Several times since coming here, I’ve overheard the phrase “up the Dempster” in local conversations. I thought it might be a euphemism at first, but now, one-month veteran of the Klondike that I am, have come to know its real meaning. And yesterday, I was fortunate enough to be invited along on a road trip to go up the Dempster, albeit only partially.
The Dempster is in fact a highway, which starts just outside of Dawson City, and runs 736 km north to Inuvik in the Northwest Territories. This time of year, with the addition of an ice road extension, the highway technically runs another 194 km to Tuktoyaktuk (the Harper Government has made noises about making that into a year-round road). The Dempster Highway has the distinction of being the northernmost highway in the land, since it is Canada’s only all-weather road to cross the Arctic Circle. It is named after legendary Mountie William Dempster, who routinely ran the dogsled trail from Dawson City to Fort McPherson, NWT a hundred years ago.
Our expedition consisted of a small herd of local visiting artists, songwriters, and filmmakers, two of whom were scheduled to fly back to Whitehorse that afternoon. There had been live music at The Pit the night before, followed by parties that ran well into the morning, so it was a sedate, but enthusiastic bunch that bundled into the van early on Sunday. Everyone was commenting on what a comparatively mild day it was when we set out (around -28ºC after a solid week of -40ºC weather) but it was also gray and overcast.

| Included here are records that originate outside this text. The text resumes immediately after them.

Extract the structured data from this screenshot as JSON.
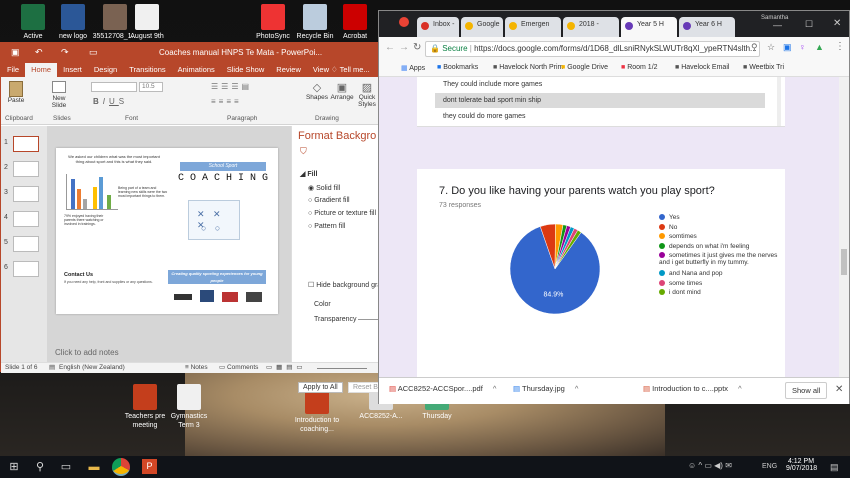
{
  "desktop": {
    "icons": [
      {
        "label": "Active",
        "color": "#1d6f42"
      },
      {
        "label": "new logo",
        "color": "#2b5797"
      },
      {
        "label": "35512708_1...",
        "color": "#7a6252"
      },
      {
        "label": "August 9th",
        "color": "#f0f0f0"
      },
      {
        "label": "PhotoSync",
        "color": "#e33"
      },
      {
        "label": "Recycle Bin",
        "color": "#bcd"
      },
      {
        "label": "Acrobat",
        "color": "#c00"
      }
    ],
    "bottom_icons": [
      {
        "label": "Teachers pre meeting",
        "color": "#c43e1c"
      },
      {
        "label": "Gymnastics Term 3",
        "color": "#f0f0f0"
      },
      {
        "label": "Introduction to coaching...",
        "color": "#c43e1c"
      },
      {
        "label": "ACC8252-A...",
        "color": "#ddd"
      },
      {
        "label": "Thursday",
        "color": "#4a7"
      }
    ]
  },
  "taskbar": {
    "time": "4:12 PM",
    "date": "9/07/2018",
    "lang": "ENG"
  },
  "ppt": {
    "title": "Coaches manual HNPS Te Mata - PowerPoi...",
    "tell_me": "Tell me...",
    "tabs": [
      "File",
      "Home",
      "Insert",
      "Design",
      "Transitions",
      "Animations",
      "Slide Show",
      "Review",
      "View"
    ],
    "ribbon": {
      "paste": "Paste",
      "new_slide": "New Slide",
      "font_size": "10.5",
      "shapes": "Shapes",
      "arrange": "Arrange",
      "quick_styles": "Quick Styles",
      "groups": [
        "Clipboard",
        "Slides",
        "Font",
        "Paragraph",
        "Drawing"
      ]
    },
    "slide_numbers": [
      "1",
      "2",
      "3",
      "4",
      "5",
      "6"
    ],
    "slide": {
      "intro": "We asked our children what was the most important thing about sport and this is what they said.",
      "banner": "School Sport",
      "big": "C O A C H I N G",
      "note": "Being part of a team and learning new skills were the two most important things to them.",
      "pct": "79% enjoyed having their parents there watching or involved in trainings.",
      "contact": "Contact Us",
      "contact_sub": "If you need any help, front and supplies or any questions.",
      "tagline": "Creating quality sporting experiences for young people"
    },
    "notes_placeholder": "Click to add notes",
    "format_pane": {
      "title": "Format Backgro",
      "section": "Fill",
      "options": [
        "Solid fill",
        "Gradient fill",
        "Picture or texture fill",
        "Pattern fill"
      ],
      "hide": "Hide background gra",
      "color": "Color",
      "transparency": "Transparency",
      "apply": "Apply to All",
      "reset": "Reset Bac"
    },
    "status": {
      "slide": "Slide 1 of 6",
      "lang": "English (New Zealand)",
      "notes": "Notes",
      "comments": "Comments"
    }
  },
  "chrome": {
    "profile": "Samantha",
    "tabs": [
      {
        "label": "Inbox -",
        "color": "#d93025"
      },
      {
        "label": "Google",
        "color": "#f4b400"
      },
      {
        "label": "Emergen",
        "color": "#f4b400"
      },
      {
        "label": "2018 -",
        "color": "#f4b400"
      },
      {
        "label": "Year 5 H",
        "color": "#673ab7"
      },
      {
        "label": "Year 6 H",
        "color": "#673ab7"
      }
    ],
    "secure": "Secure",
    "url": "https://docs.google.com/forms/d/1D68_dlLsniRNykSLWUTr8qXl_ypeRTN4slth...",
    "bookmarks": [
      "Apps",
      "Bookmarks",
      "Havelock North Prim",
      "Google Drive",
      "Room 1/2",
      "Havelock Email",
      "Weetbix Tri"
    ],
    "answers": [
      "They could include more games",
      "dont tolerate bad sport min ship",
      "they could do more games"
    ],
    "question": "7. Do you like having your parents watch you play sport?",
    "responses": "73 responses"
  },
  "chart_data": {
    "type": "pie",
    "series": [
      {
        "name": "Yes",
        "value": 84.9,
        "color": "#3366cc"
      },
      {
        "name": "No",
        "value": 5.5,
        "color": "#dc3912"
      },
      {
        "name": "somtimes",
        "value": 2.7,
        "color": "#ff9900"
      },
      {
        "name": "depends on what i'm feeling",
        "value": 1.4,
        "color": "#109618"
      },
      {
        "name": "sometimes it just gives me the nerves and i get butterfly in my tummy.",
        "value": 1.4,
        "color": "#990099"
      },
      {
        "name": "and Nana and pop",
        "value": 1.4,
        "color": "#0099c6"
      },
      {
        "name": "some times",
        "value": 1.4,
        "color": "#dd4477"
      },
      {
        "name": "i dont mind",
        "value": 1.4,
        "color": "#66aa00"
      }
    ],
    "data_labels": [
      "84.9%"
    ],
    "legend": "right"
  },
  "downloads": {
    "items": [
      "ACC8252-ACCSpor....pdf",
      "Thursday.jpg",
      "Introduction to c....pptx"
    ],
    "show_all": "Show all"
  }
}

In the handful of hours at our disposal, we couldn’t go very far, so it was really a tourist sightseeing daytrip — more of A Taste of the Dempster. Most of the highway is an unpaved and unforgiving gravel road, which in summertime has the reputation of chewing up the tires of those that make prolonged runs along it. In January, however, the road was icy and tricky, but not treacherous. Besides, we had an excellent and experienced driver and guide in Eldo Enns (a current Yukon College instructor and KIAC (Klondike Institute of Arts & Culture) associate, and former city manager, who seems to do or have done just about everything in his time).
We went far enough that we transcended the tree line, where the great northern boreal forest ends, and the arctic tundra begins. We got a little past Tombstone Territorial Park in the Ogilvie Mountains before having to turn back, but the sight was awe inspiring, with jagged, ghostlike white mountains standing guard over barren expanses of snow covered valleys.

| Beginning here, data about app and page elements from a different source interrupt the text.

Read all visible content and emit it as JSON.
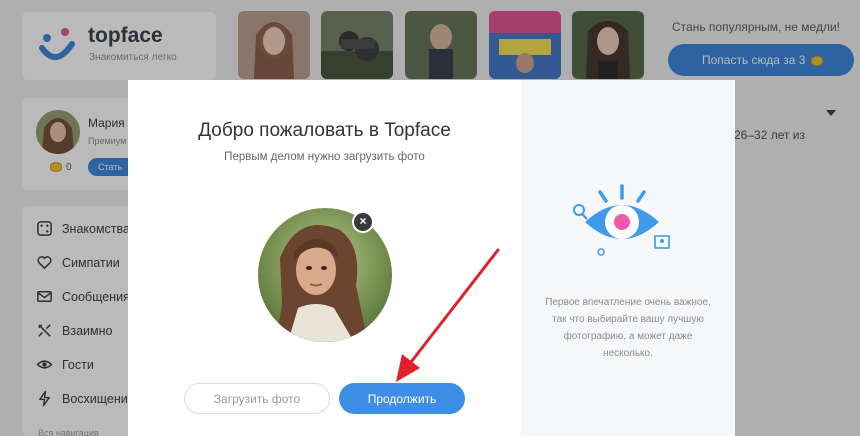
{
  "header": {
    "logo_name": "topface",
    "logo_tagline": "Знакомиться легко"
  },
  "promo": {
    "text": "Стань популярным, не медли!",
    "button_label": "Попасть сюда за 3"
  },
  "profile": {
    "name": "Мария",
    "subtitle": "Премиум",
    "coins": "0",
    "button_label": "Стать"
  },
  "filter": {
    "age_text": "26–32 лет  из"
  },
  "sidebar": {
    "items": [
      {
        "label": "Знакомства",
        "icon": "dice-icon"
      },
      {
        "label": "Симпатии",
        "icon": "heart-icon"
      },
      {
        "label": "Сообщения",
        "icon": "envelope-icon"
      },
      {
        "label": "Взаимно",
        "icon": "mutual-icon"
      },
      {
        "label": "Гости",
        "icon": "eye-icon"
      },
      {
        "label": "Восхищения",
        "icon": "lightning-icon"
      }
    ],
    "footer": "Вся навигация"
  },
  "modal": {
    "title": "Добро пожаловать в Topface",
    "subtitle": "Первым делом нужно загрузить фото",
    "upload_label": "Загрузить фото",
    "continue_label": "Продолжить",
    "hint": "Первое впечатление очень важное, так что выбирайте вашу лучшую фотографию, а может даже несколько."
  },
  "colors": {
    "accent": "#3f8ee6",
    "annotation_arrow": "#e0202a"
  }
}
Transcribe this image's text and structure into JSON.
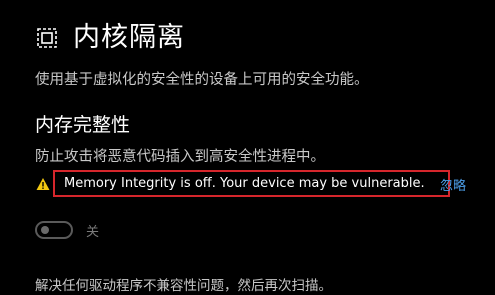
{
  "page": {
    "title": "内核隔离",
    "description": "使用基于虚拟化的安全性的设备上可用的安全功能。",
    "icon": "core-isolation-chip-icon"
  },
  "memory_integrity": {
    "title": "内存完整性",
    "description": "防止攻击将恶意代码插入到高安全性进程中。",
    "warning": {
      "icon": "warning-triangle-icon",
      "text": "Memory Integrity is off. Your device may be vulnerable.",
      "dismiss_label": "忽略",
      "highlight_color": "#d6262c"
    },
    "toggle": {
      "state": "off",
      "label": "关"
    }
  },
  "footer": {
    "text": "解决任何驱动程序不兼容性问题，然后再次扫描。"
  },
  "colors": {
    "background": "#000000",
    "link": "#4c9ee8",
    "warning": "#f2c811"
  }
}
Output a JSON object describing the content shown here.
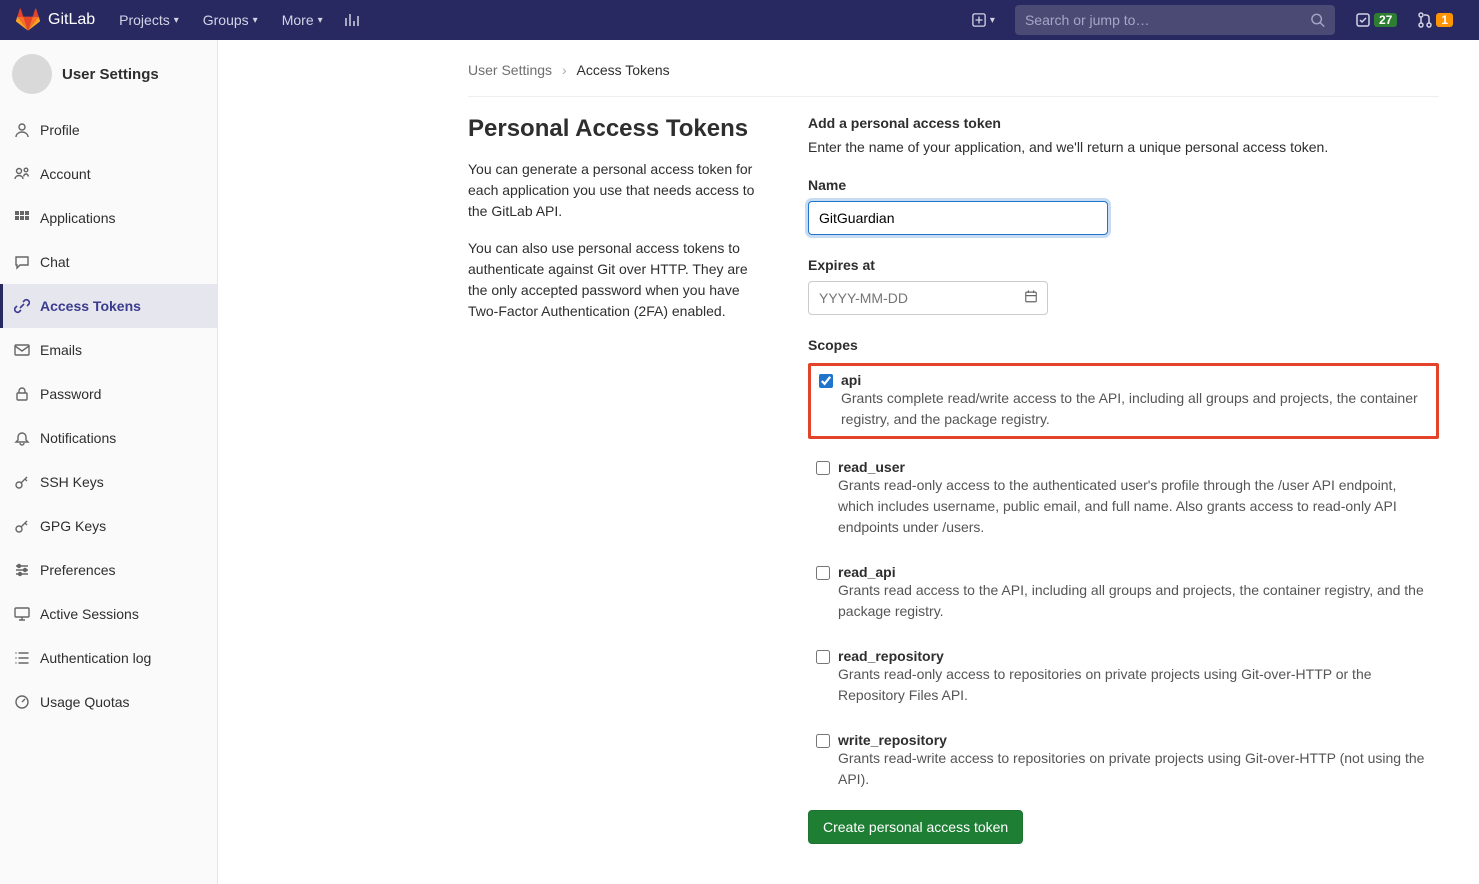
{
  "header": {
    "brand": "GitLab",
    "nav": [
      "Projects",
      "Groups",
      "More"
    ],
    "search_placeholder": "Search or jump to…",
    "todo_count": "27",
    "merge_count": "1"
  },
  "sidebar": {
    "title": "User Settings",
    "items": [
      {
        "label": "Profile",
        "icon": "👤"
      },
      {
        "label": "Account",
        "icon": "account"
      },
      {
        "label": "Applications",
        "icon": "apps"
      },
      {
        "label": "Chat",
        "icon": "chat"
      },
      {
        "label": "Access Tokens",
        "icon": "link",
        "active": true
      },
      {
        "label": "Emails",
        "icon": "mail"
      },
      {
        "label": "Password",
        "icon": "lock"
      },
      {
        "label": "Notifications",
        "icon": "bell"
      },
      {
        "label": "SSH Keys",
        "icon": "key"
      },
      {
        "label": "GPG Keys",
        "icon": "key"
      },
      {
        "label": "Preferences",
        "icon": "sliders"
      },
      {
        "label": "Active Sessions",
        "icon": "monitor"
      },
      {
        "label": "Authentication log",
        "icon": "list"
      },
      {
        "label": "Usage Quotas",
        "icon": "gauge"
      }
    ]
  },
  "breadcrumb": {
    "root": "User Settings",
    "current": "Access Tokens"
  },
  "page": {
    "title": "Personal Access Tokens",
    "desc1": "You can generate a personal access token for each application you use that needs access to the GitLab API.",
    "desc2": "You can also use personal access tokens to authenticate against Git over HTTP. They are the only accepted password when you have Two-Factor Authentication (2FA) enabled."
  },
  "form": {
    "heading": "Add a personal access token",
    "subheading": "Enter the name of your application, and we'll return a unique personal access token.",
    "name_label": "Name",
    "name_value": "GitGuardian",
    "expires_label": "Expires at",
    "expires_placeholder": "YYYY-MM-DD",
    "scopes_label": "Scopes",
    "scopes": [
      {
        "key": "api",
        "desc": "Grants complete read/write access to the API, including all groups and projects, the container registry, and the package registry.",
        "checked": true,
        "highlight": true
      },
      {
        "key": "read_user",
        "desc": "Grants read-only access to the authenticated user's profile through the /user API endpoint, which includes username, public email, and full name. Also grants access to read-only API endpoints under /users.",
        "checked": false
      },
      {
        "key": "read_api",
        "desc": "Grants read access to the API, including all groups and projects, the container registry, and the package registry.",
        "checked": false
      },
      {
        "key": "read_repository",
        "desc": "Grants read-only access to repositories on private projects using Git-over-HTTP or the Repository Files API.",
        "checked": false
      },
      {
        "key": "write_repository",
        "desc": "Grants read-write access to repositories on private projects using Git-over-HTTP (not using the API).",
        "checked": false
      }
    ],
    "submit": "Create personal access token"
  }
}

Whatever “this ain’t cold” bravado we might have felt at the start of the trip was soon lost, though, as the wind came blowing in over the tundra and fingers began freezing on camera triggers. Parka hoods quickly went up as we explored outside, and there were always exclamations of relief when people jumped back into the warmth of the van. As short-lived as it might have been, I’m grateful to have had the chance to see this unique and beautiful piece of Canada.

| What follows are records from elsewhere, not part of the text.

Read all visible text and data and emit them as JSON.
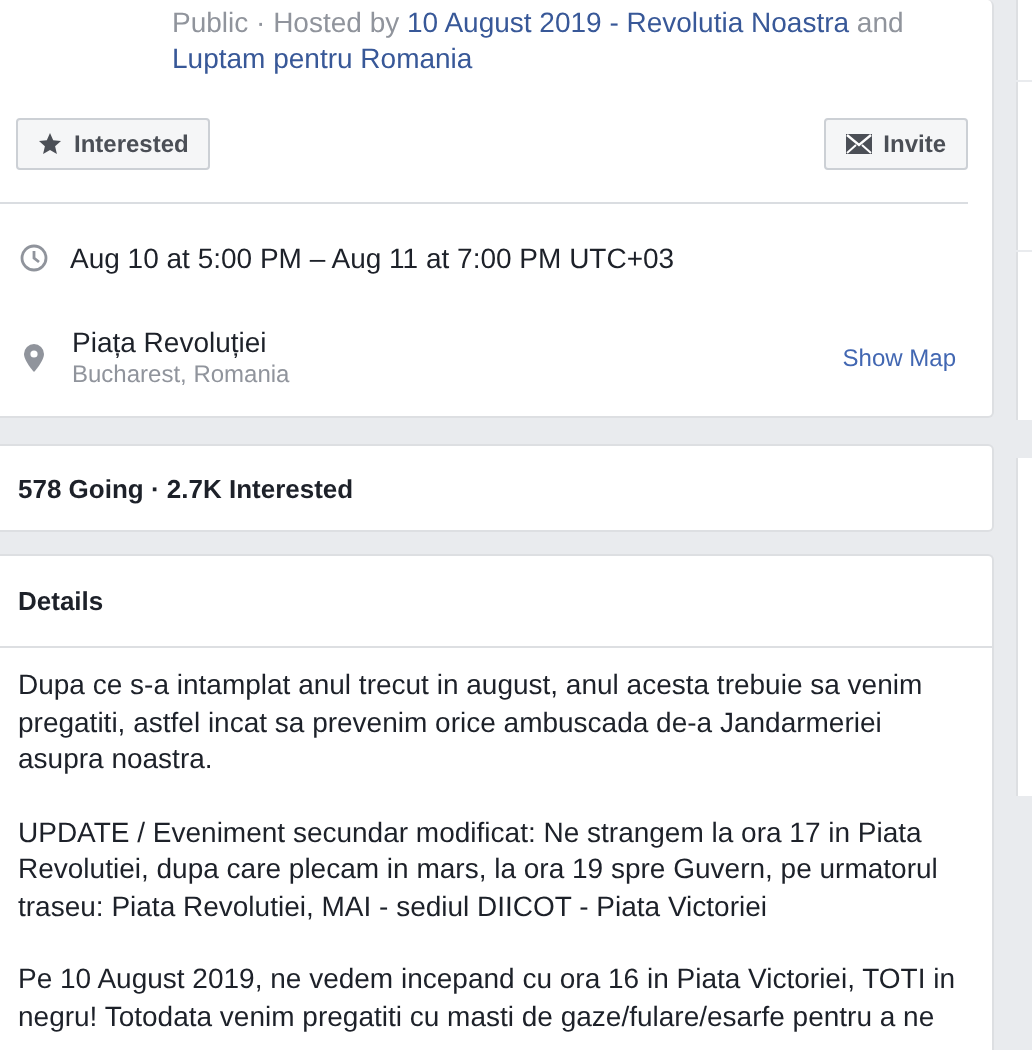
{
  "host_line": {
    "prefix": "Public · Hosted by",
    "hosts": [
      "10 August 2019 - Revolutia Noastra",
      "Luptam pentru Romania"
    ],
    "joiner": "and"
  },
  "actions": [
    {
      "label": "Interested",
      "kind": "star"
    },
    {
      "label": "Invite",
      "kind": "mail"
    }
  ],
  "when": {
    "text": "Aug 10 at 5:00 PM – Aug 11 at 7:00 PM UTC+03"
  },
  "where": {
    "place": "Piața Revoluției",
    "city": "Bucharest, Romania",
    "map_link": "Show Map"
  },
  "stats": "578 Going · 2.7K Interested",
  "details": {
    "title": "Details",
    "paragraphs": [
      "Dupa ce s-a intamplat anul trecut in august, anul acesta trebuie sa venim pregatiti, astfel incat sa prevenim orice ambuscada de-a Jandarmeriei asupra noastra.",
      "UPDATE / Eveniment secundar modificat: Ne strangem la ora 17 in Piata Revolutiei, dupa care plecam in mars, la ora 19 spre Guvern, pe urmatorul traseu: Piata Revolutiei, MAI - sediul DIICOT - Piata Victoriei",
      "Pe 10 August 2019, ne vedem incepand cu ora 16 in Piata Victoriei, TOTI in negru! Totodata venim pregatiti cu masti de gaze/fulare/esarfe pentru a ne"
    ]
  }
}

In summertime and fall, the parks and wilderness areas along the highway are a mecca for hikers and other visitors, and I strongly urge anyone interested in an unforgettable adventure to drive up the Alaska Highway from B.C. to Whitehorse, YT, then take the Klondike Highway to Dawson City (do plan to spend some time here) and finally, after picking up a spare tire or two, go on up the Dempster to where it ends near the Beaufort Sea. It is a haj I think all Canadians should do in their lifetime, and one I hope to more fully undertake in the future.